back to top

Here's What Happens When The Internet Decides A Newspaper’s Front Page

Surprisingly, it's not too bad.

Posted on

NewsWhip, a company that ranks and monitors news stories through social shares, conducted an interesting experiment yesterday. Using Spike, a tool that monitors social activity to find the "most shared" stories across a particular site, NewsWhip swapped the front page stories of major newspapers with each paper's most shared stories. The results touch on an interesting truth: that the front page isn't so much a comprehensive collection of the most important and popular stories on a given day as it is a reflection of editorial whims and, in the case of a tabloid paper like the Daily Mail, a clear demonstration of the institution's agenda.

Perhaps more important though, is how, in many cases, the re-imagined front pages appear reasonably well rounded and contain plenty of hard news. While culture and lifestyle stories do seem to outrank the choices most front-page editors — the "Top 10 Ramen Destinations in New York" is unlikely to grace the front page of the New York Times — hard news stories (conflict in Ukraine, Obama's 2015 budget) still appear on the "redesigned" front pages, though less prominently. It's also easy to see the internet's influence in the new pages. Stories about social media are more prominent and local news with its limited audience is hard to come by on the internet's version of page one.


Charlie Warzel is a senior writer for BuzzFeed News and is based in New York. Warzel reports on and writes about the intersection of tech and culture.

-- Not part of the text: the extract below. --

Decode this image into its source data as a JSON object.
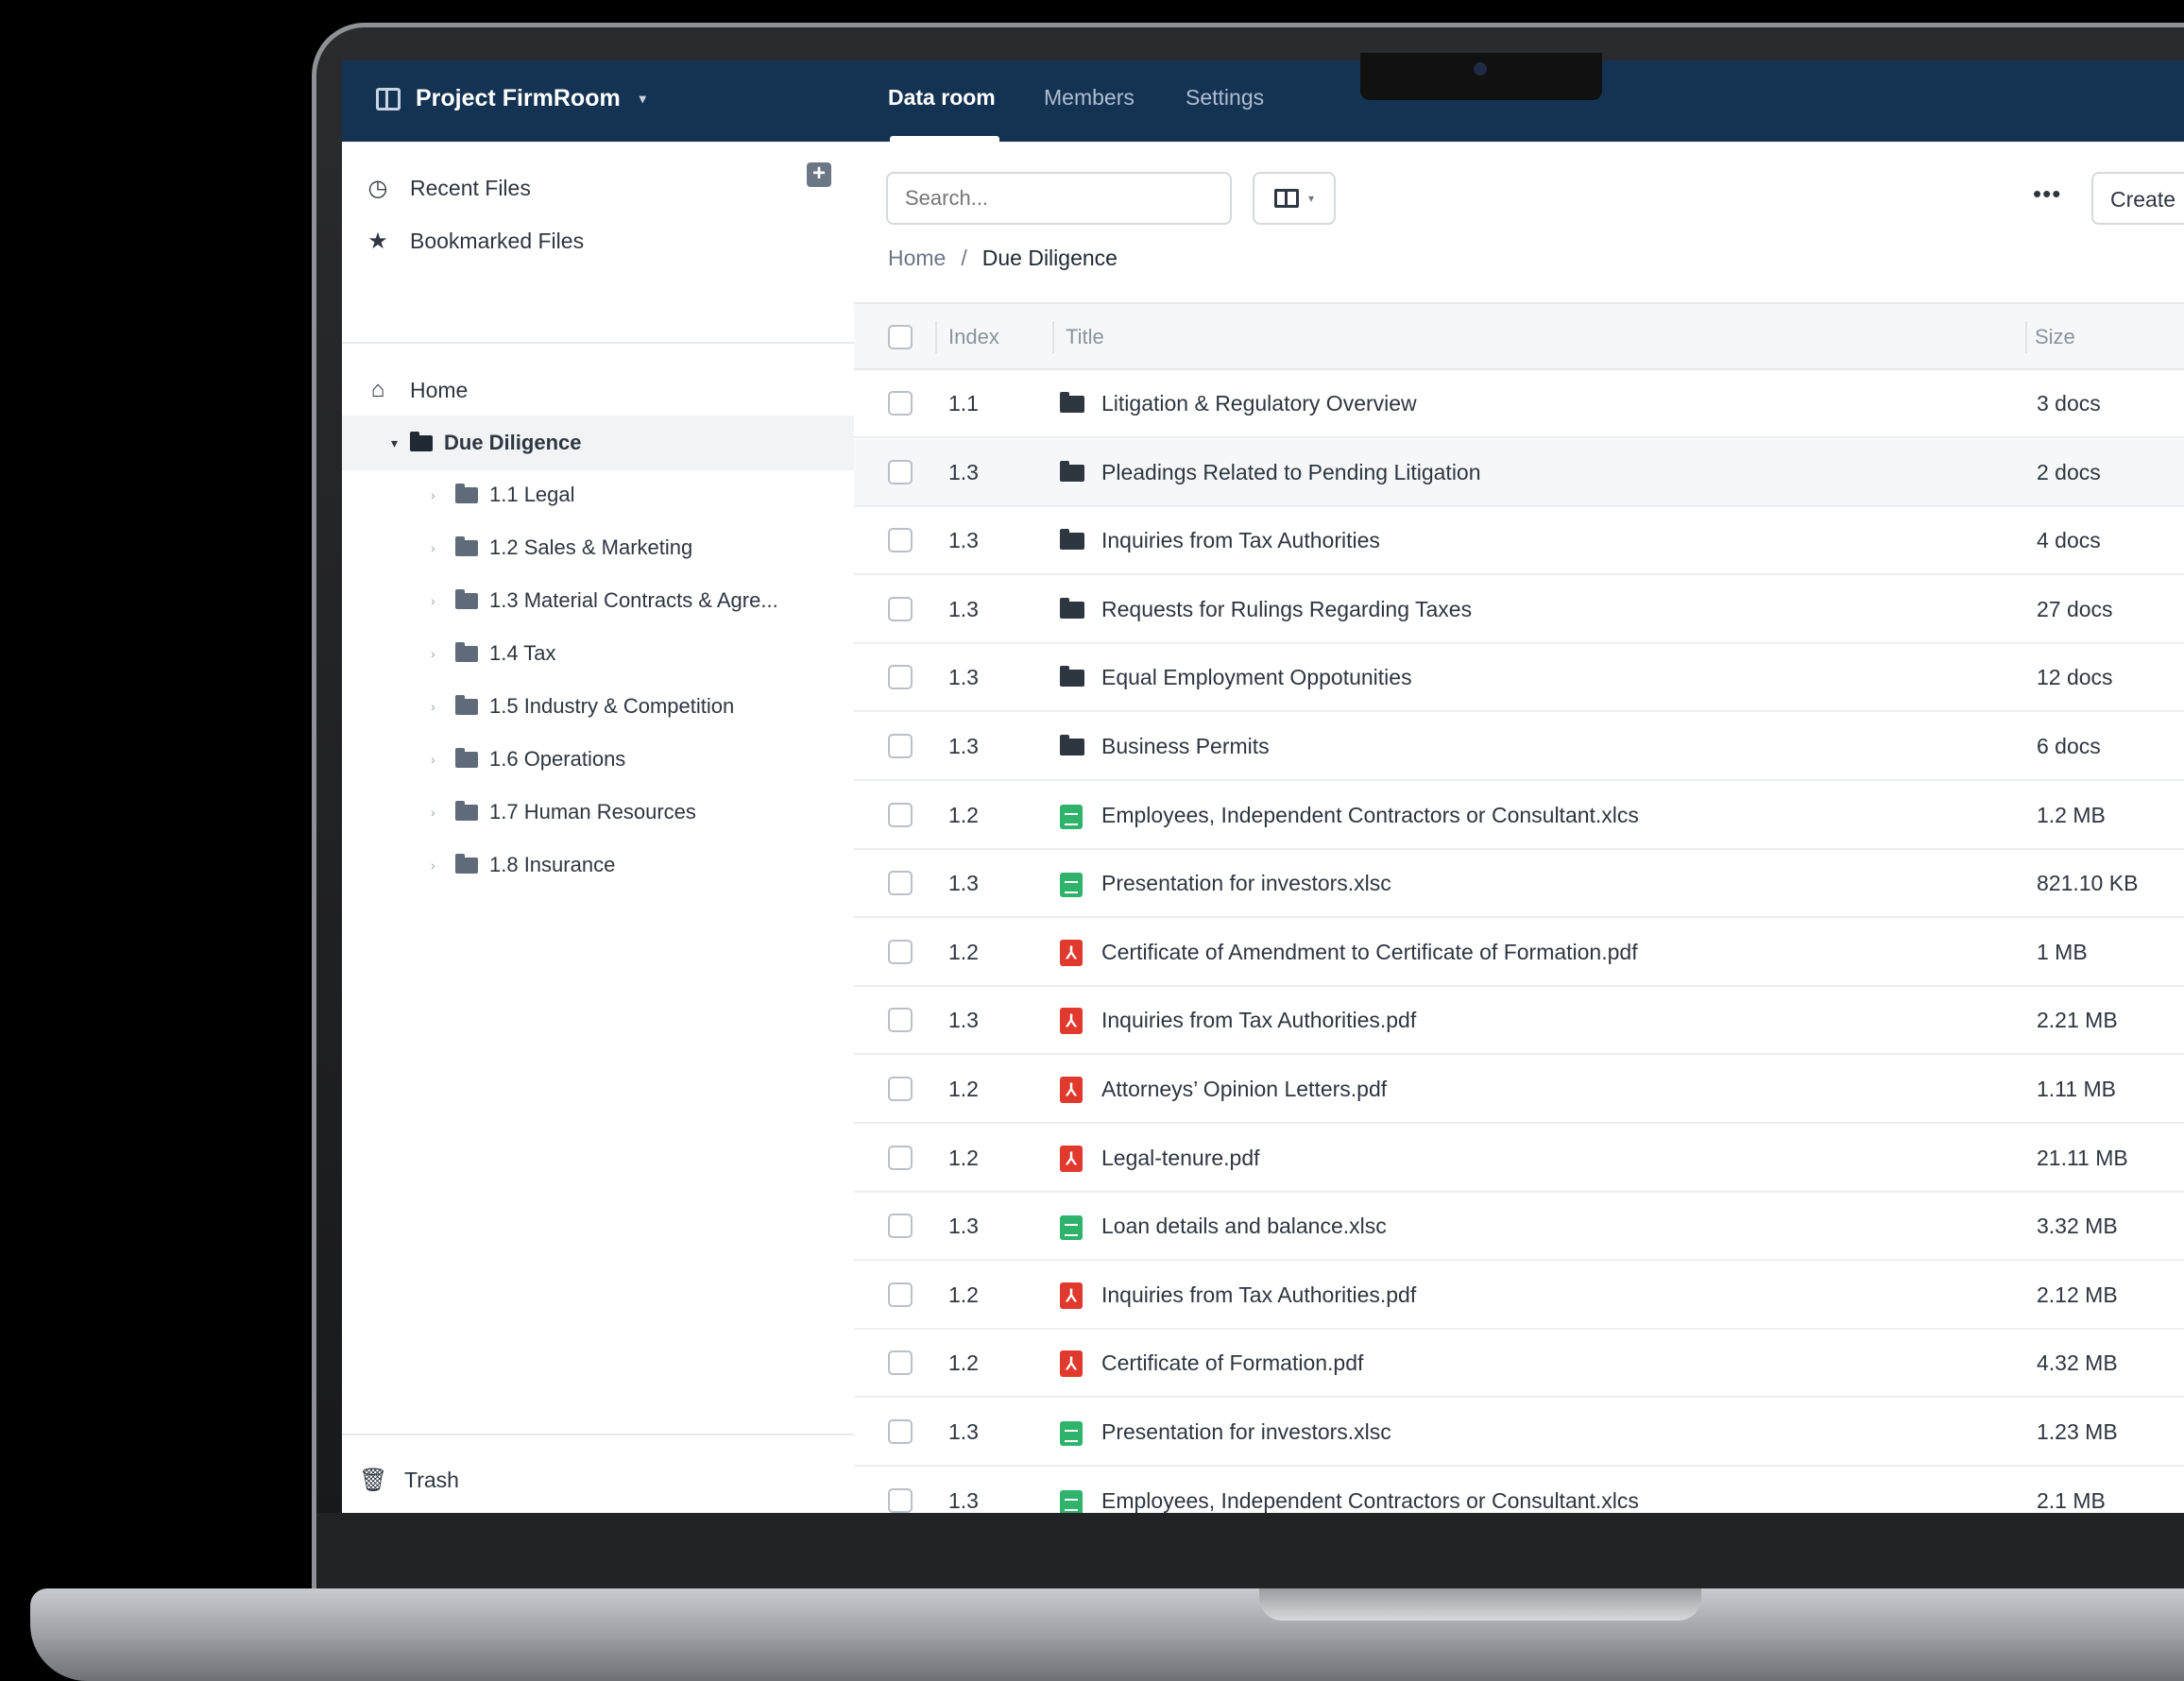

Contact Charlie Warzel at

Got a confidential tip? Submit it here.